Commemorating the Light Horse Across the World: A Reflection with Reference to Chauvel’s Letters and Written from Photographs, Diaries and Travels
Just as there are no names on the cairn photographed by Allan Chauvel, names of those commemorated are sometimes obscure. And so it is with General Harry Chauvel. From time to time Chauvel’s name pops up in some of the most obscure locations. Less than a year after Chauvel returned from the First World War, he opened the new RSL building in Glenferrie Road, Hawthorn and a plaque now marks the occasion (see right).
One day driving out to La Trobe University at Bundoora, I saw a ‘Chauvel Street’. Similarly in Campbell in the ACT there is a Chauvel Street. Only those who have some knowledge of the history would understand the commemorative qualities hidden in these street names. At the Shrine of Remembrance in Melbourne, like every other Victorian serviceman who served in the First World War, Chauvel’s name is written in beautiful calligraphy in the book of Remembrance (see below).
Hidden away in the West aisle at St Paul’s Cathedral, in a bas-relief bronze plaque, the RSL commemorate Sir Harry’s service as the Commander of the Desert Mounted Corps and also as a Lay Canon of the Cathedral.
Similarly, hidden from immediate view in the Chapel at Duntroon and depicted in obscure symbolism, Chauvel, the Australian Light Horse and the New Zealand Mounted Rifles who served with him in Sinai, Palestine and Syria are commemorated in stained glass. If you look at the window closely, you will be able to pick out among the palm fronds, a saddle, a slouch hat and a crucifix – symbols for his service. It has little direction connection with Chauvel as an individual unless you know his story.
Visitors to the Desert Mounted Corps Memorial in Anzac Avenue might note that that tucked away among the paving stones to the left of the monument is a tablet commemorating the service of Sir Harry Chauvel. During the latter years of Chauvel’s daughter Elyne’s life, she placed a bunch of roses from her home at Towong Hill on the plaque.
Perhaps bringing Chauvel, the individual, back into focus was the Re-dedication of his sword on 15th October 2017 in its new location as part of a war memorial on the north wall of Christ Church South Yarra. The Choral Evensong was a tribute to Sir Harry’s military service and his long 25-year service to his congregation as a warden of Christ Church and as a lay canon at St Paul’s Cathedral. In Christ Church, the purpose-made case now housing the sword securely names each of his major campaigns, thus anchoring both the sword and its original owner in the context of their histories.

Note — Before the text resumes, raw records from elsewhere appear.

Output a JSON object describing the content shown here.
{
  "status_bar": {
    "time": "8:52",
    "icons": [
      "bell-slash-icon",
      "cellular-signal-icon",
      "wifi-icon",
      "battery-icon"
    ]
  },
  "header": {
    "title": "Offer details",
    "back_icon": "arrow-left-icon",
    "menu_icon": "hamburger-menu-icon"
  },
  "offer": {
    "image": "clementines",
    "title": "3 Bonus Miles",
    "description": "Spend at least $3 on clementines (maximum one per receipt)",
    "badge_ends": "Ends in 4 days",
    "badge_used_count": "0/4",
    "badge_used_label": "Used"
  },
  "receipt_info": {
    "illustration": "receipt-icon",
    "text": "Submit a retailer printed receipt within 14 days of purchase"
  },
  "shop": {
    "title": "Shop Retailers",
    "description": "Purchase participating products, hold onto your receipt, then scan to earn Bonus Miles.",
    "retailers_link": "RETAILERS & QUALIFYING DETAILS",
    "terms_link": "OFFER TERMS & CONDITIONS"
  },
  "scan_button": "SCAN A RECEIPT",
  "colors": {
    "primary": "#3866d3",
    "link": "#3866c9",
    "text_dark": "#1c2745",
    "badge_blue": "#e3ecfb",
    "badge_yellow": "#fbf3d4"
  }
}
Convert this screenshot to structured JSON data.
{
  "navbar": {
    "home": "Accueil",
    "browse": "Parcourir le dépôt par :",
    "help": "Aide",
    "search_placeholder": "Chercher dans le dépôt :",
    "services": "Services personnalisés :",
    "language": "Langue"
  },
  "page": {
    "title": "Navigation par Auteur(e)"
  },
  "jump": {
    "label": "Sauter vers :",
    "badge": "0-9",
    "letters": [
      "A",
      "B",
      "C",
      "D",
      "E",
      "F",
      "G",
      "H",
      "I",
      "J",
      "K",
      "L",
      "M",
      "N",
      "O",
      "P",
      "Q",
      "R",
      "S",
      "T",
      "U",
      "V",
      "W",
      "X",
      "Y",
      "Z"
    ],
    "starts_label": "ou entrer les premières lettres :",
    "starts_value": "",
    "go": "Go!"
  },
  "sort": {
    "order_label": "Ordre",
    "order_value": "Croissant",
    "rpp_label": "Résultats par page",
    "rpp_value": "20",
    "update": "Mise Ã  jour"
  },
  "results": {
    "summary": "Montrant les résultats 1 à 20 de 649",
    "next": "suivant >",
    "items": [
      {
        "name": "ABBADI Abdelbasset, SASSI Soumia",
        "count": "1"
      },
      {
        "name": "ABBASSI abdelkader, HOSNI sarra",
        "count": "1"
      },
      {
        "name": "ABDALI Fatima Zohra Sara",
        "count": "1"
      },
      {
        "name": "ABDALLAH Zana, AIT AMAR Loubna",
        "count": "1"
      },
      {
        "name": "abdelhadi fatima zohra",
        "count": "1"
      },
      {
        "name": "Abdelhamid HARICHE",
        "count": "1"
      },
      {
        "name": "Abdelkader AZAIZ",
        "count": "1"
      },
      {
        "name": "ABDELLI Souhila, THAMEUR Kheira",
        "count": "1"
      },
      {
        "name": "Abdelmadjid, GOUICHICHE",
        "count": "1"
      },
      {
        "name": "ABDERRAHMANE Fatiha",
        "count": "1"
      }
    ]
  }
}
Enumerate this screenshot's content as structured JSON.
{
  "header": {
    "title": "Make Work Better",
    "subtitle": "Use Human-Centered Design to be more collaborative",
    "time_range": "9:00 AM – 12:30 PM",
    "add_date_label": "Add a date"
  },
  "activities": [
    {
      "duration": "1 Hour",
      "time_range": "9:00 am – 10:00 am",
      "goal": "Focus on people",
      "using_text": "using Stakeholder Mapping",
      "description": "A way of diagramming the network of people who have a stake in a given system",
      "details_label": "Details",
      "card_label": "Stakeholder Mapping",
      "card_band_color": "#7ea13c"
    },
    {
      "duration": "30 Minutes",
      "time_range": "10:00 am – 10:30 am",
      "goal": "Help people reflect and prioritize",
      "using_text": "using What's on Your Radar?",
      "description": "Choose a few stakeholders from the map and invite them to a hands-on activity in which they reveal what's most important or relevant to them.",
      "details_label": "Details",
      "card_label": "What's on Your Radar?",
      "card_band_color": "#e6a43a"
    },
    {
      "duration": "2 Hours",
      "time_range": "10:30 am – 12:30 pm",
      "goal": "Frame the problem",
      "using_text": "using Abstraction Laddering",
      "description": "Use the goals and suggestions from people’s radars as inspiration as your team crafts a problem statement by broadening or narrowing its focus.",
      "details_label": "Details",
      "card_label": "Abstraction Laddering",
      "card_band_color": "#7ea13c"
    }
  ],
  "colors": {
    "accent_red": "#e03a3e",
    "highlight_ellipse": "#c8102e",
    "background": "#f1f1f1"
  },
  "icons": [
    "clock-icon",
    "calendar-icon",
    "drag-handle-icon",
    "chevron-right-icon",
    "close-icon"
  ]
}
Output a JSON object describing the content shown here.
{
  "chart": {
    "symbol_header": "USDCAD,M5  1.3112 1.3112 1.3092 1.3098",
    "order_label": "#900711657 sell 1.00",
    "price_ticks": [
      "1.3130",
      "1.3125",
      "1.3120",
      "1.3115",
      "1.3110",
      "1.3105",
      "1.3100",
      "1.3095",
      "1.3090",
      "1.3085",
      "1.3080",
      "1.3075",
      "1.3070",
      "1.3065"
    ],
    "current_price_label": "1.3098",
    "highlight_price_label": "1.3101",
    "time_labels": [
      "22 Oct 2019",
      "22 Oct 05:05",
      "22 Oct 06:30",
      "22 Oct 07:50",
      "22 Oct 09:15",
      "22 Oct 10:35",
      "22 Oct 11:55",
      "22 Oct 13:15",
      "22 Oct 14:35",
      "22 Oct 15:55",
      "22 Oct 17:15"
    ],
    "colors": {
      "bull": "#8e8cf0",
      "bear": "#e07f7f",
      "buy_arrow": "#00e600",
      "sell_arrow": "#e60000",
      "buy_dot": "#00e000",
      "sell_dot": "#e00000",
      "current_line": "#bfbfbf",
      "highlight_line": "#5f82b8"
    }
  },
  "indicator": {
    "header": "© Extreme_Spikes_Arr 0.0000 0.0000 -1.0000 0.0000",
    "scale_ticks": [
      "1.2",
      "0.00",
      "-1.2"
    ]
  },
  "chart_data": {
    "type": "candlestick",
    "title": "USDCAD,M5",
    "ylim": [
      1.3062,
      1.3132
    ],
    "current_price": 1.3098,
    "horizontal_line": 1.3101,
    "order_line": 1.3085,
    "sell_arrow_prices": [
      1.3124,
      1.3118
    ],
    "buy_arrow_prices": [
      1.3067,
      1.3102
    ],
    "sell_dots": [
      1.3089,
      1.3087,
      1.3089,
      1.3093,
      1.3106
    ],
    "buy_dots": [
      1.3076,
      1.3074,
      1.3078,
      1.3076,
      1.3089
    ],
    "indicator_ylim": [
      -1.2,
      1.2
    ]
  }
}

Each of these memorials mentioned either hints or tells part of the story, leaving the viewer to complete his or her own puzzle. We need memorials to heroes as role models to study and help us to develop our own knowledge and values and to learn something about our own history and culture. History lies not only in the written and spoken word but also in its artefacts, acts of commemoration and the discussions that each of these elements provoke. People tend to commemorate not just in music and art forms but also in observances and activities, such as the commemorative rides at Beersheba marking the ninetieth anniversary and the centenary of the Charge. I hope those who took part will come home and tell their stories so that these acts of commemoration can take their place as part of our history too.
If I were to travel on, undoubtedly I would find more memorials. Commemoration of the Light Horse is after all a never-ending story.
Below: bas-relief bronze plaque in the West aisle at St Paul’s Cathedral, Melbourne. The RSL commemorate Sir Harry’s service as the Commander of the Desert Mounted Corps and also as a Lay Canon of the Cathedral.
Above: the Desert Mounted Corps Memorial in Anzac Avenue - to the left of the monument is a tablet commemorating the service of Sir Harry Chauvel. During the latter years of Chauvel’s daughter Elyne’s life, she placed a bunch of roses from her home at Towong Hill on the plaque
Right: in the Chapel at Duntroon Chauvel, the Australian Light Horse and the New Zealand Mounted Rifles who served with him in Sinai, Palestine and Syria are commemorated in stained glass
Above: detail from the plaque in St Paul's Cathedral, Melbourne
Would you like to add more information to this page about Light Horse Memorials?
If you know about other memorials we haven't covered here, please let us know using the form below and we will be in touch!